1 Department of Medical Sociology and Health Economics, University Medical Centre Hamburg-Eppendorf, Hamburg, Germany
2 Institute of Social Medicine, Occupational Health and Public Health, University of Leipzig, Leipzig, Germany
3 Department of Neurosurgery, Berufsgenossenschaftliche Kliniken Bergmannstrost, Halle (Saale), Germany
4 Department of Neurosurgery, Hospital St. Georg gGmbH, Leipzig, Germany
5 Department of Neurosurgery, University of Leipzig, Leipzig, Germany
BMC Musculoskeletal Disorders 2012, 13:165 doi:10.1186/1471-2474-13-165Published: 3 September 2012
Psychiatric comorbidity is common in back pain patients undergoing disc surgery and increases economic costs in many areas of health. The objective of this study was to analyse psychiatric comorbidity as predictor of direct and indirect costs in back pain patients undergoing disc surgery in a longitudinal study design.
A sample of 531 back pain patients was interviewed after an initial disc surgery (T0), 3 months (T1) and 15 months (T2) using the Composite International Diagnostic Interview to assess psychiatric comorbidity and a modified version of the Client Sociodemographic and Service Receipt Inventory to assess resource utilization and lost productivity for a 3-month period prior interview. Health care utilization was monetarily valued by unit costs and productivity by labour costs. Costs were analysed using random coefficient models and bootstrap techniques.

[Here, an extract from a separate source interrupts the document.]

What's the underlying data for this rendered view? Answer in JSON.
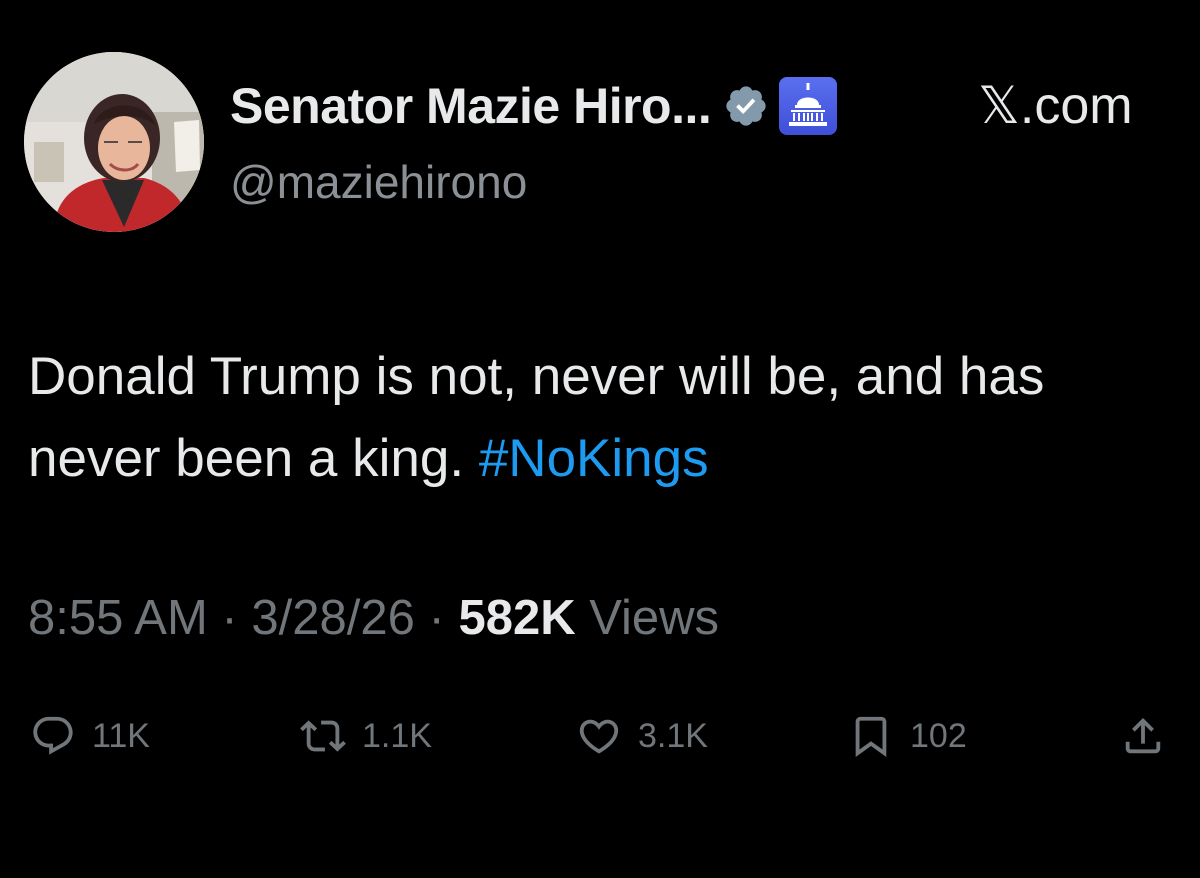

Psychiatric comorbidity was associated with significantly (p < 0.05) increased direct (+664 Euro) and indirect costs (+808 Euro) at T0. The direct cost difference predominantly resulted from medical health care utilization and was nearly unchanged at T2. Further important cost predictors were clinical variables like the presence of chronic medical disease, the number of previous disc surgeries, and time and gender.
Psychiatric comorbidity presents an important predictor of direct and indirect costs in back pain patients undergoing disc surgery, even if patients do not utilize mental health care. This effect seems to be stable over time. More attention should be given to psychiatric comorbidity and cost-effective treatments should be applied to treat psychiatric comorbidity in back pain patients undergoing disc surgery to reduce health care utilization and costs associated with psychiatric comorbidity.